China is a famously restrictive digital space, but the new laws are seen to further that reputation while also bringing a range of services and technology products to a screeching halt. Today, many social media sites that are widely available everywhere in the world, such as Facebook and Twitter, are restricted to China’s massive Internet user base.
— Global Times (@globaltimesnews) May 26, 2017
Restrictions on Internet services have resulted in a largely insular community, and that reality is going to worsen as the recent law changes broaden the definition of those who would be subject to the stipulations. Businesses and industry groups have lobbied fiercely for a delay in the laws, which will be seen to directly impact their bottom lines, but their pleas have fallen on deaf ears.
Most surprising has been the response of individual foreign companies, who do not have a history of speaking out against government policy.
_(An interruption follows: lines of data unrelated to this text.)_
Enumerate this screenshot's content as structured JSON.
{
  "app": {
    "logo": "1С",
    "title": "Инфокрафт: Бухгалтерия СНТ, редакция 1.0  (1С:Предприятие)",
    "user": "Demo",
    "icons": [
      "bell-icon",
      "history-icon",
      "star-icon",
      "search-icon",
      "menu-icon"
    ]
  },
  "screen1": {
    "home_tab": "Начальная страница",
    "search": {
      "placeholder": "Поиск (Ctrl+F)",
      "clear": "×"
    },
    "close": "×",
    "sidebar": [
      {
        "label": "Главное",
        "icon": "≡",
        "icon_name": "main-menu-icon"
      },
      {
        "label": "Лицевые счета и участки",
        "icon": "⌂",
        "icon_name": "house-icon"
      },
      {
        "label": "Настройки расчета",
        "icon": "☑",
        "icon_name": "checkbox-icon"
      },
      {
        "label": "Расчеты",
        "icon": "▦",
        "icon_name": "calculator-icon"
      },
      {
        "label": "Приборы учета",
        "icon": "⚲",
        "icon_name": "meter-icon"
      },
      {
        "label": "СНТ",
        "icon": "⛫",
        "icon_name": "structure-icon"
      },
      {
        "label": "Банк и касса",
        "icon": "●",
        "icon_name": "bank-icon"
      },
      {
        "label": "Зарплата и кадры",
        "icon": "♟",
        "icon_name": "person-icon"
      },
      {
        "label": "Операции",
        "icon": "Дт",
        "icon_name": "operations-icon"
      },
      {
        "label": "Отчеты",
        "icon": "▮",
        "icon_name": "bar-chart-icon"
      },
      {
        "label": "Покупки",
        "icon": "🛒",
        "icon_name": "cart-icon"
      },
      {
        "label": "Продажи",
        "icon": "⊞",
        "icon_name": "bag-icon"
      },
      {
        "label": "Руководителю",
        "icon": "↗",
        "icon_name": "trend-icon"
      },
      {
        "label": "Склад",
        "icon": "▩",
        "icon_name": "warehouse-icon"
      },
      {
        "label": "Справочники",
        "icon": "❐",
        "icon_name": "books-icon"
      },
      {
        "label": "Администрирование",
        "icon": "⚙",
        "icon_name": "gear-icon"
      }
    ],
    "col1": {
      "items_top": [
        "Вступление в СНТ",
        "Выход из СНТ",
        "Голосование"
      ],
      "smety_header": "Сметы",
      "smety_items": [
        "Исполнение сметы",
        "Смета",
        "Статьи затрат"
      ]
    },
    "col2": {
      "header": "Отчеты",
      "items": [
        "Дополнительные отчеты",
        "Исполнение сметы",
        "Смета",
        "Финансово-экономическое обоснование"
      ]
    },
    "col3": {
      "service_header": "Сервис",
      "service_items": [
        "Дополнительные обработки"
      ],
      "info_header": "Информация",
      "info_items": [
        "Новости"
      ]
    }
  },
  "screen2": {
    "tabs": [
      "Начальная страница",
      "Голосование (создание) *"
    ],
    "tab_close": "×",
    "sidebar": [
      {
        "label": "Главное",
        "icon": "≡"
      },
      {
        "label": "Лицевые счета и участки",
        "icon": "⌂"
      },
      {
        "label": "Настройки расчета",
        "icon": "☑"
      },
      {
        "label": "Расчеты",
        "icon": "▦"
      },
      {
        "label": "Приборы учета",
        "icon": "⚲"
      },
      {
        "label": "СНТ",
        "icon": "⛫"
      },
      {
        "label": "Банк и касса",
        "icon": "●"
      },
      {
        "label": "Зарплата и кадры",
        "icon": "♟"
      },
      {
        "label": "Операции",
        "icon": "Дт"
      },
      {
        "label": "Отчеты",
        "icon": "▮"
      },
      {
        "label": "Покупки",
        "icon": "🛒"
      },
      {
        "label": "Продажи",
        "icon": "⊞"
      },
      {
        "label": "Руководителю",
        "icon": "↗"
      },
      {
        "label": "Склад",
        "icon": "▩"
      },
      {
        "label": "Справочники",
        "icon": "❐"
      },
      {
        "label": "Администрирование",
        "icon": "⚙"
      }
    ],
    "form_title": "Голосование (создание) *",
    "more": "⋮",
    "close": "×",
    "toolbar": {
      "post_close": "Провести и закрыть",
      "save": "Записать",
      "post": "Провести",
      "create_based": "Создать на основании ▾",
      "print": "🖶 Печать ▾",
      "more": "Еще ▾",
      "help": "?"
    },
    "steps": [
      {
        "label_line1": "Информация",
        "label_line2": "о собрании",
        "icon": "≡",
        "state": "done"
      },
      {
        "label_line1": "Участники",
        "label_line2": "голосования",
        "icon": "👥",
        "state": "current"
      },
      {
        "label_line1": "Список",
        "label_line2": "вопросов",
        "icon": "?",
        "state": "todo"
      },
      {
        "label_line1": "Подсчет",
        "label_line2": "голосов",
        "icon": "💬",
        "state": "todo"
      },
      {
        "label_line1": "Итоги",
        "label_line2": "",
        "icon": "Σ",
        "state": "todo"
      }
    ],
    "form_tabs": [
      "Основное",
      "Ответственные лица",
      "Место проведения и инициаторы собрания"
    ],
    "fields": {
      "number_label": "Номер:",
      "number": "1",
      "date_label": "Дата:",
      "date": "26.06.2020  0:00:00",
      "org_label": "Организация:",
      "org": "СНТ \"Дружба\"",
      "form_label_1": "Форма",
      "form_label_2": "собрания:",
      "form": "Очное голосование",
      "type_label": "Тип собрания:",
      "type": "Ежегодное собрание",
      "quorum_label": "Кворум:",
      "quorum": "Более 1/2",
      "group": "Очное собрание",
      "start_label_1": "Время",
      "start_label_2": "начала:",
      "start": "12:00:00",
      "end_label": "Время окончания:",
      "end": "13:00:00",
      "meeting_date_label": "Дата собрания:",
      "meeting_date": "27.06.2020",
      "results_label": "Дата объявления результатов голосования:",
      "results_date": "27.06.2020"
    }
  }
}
Yet, Bloomberg reports more than 50 trade associations and chambers of commerce have written to the government in a quest for a delay of the law’s implementation, which could impact valuable cross-border trade, as well as needed capacity from foreign cloud operators.
“These measures will add costly burdens, restrict competition and may decrease the security of products and jeopardize the privacy of Chinese citizens,” according to a letter from players from the United States, Europe, Japan, Korea, Australia, and elsewhere, as reported by Bloomberg.
However, it’s not merely technology companies that would get slapped around by the new rules – semiconductor makers and financial service providers will find their operations hampered by the new rules.
Some parties in China have agreed the law is beneficial for national security purposes, particularly as cybersecurity issues have taken center stage in the last fortnight.
“We can assume Chinese leadership will use it as an example of why China needs its own technology and cannot continue to rely on foreign suppliers,” said Adam Segal, director of the Digital and Cyberspace Policy Program at the Council on Foreign Relations in New York, to Bloomberg.
In comparison, Gabriela Kennedy, a partner at legal firm Mayer Brown JSM in Hong Kong, told Bloomberg some critics were wary of the “onerous” expansion of the law.
However, it’s certainly been agreed upon the law is designed to affect foreign firms the most, because MNCs will have to deal with the extra bulk of additional businesses, headquarters and data-processing centers in other parts of the world, so operationally the new law will slow many administrative processes.
China’s legislature, the National People’s Congress’s Standing Committee passed the law back in 2016, but it will come into full effect on June 1. The delay was designed to allow companies to prepare.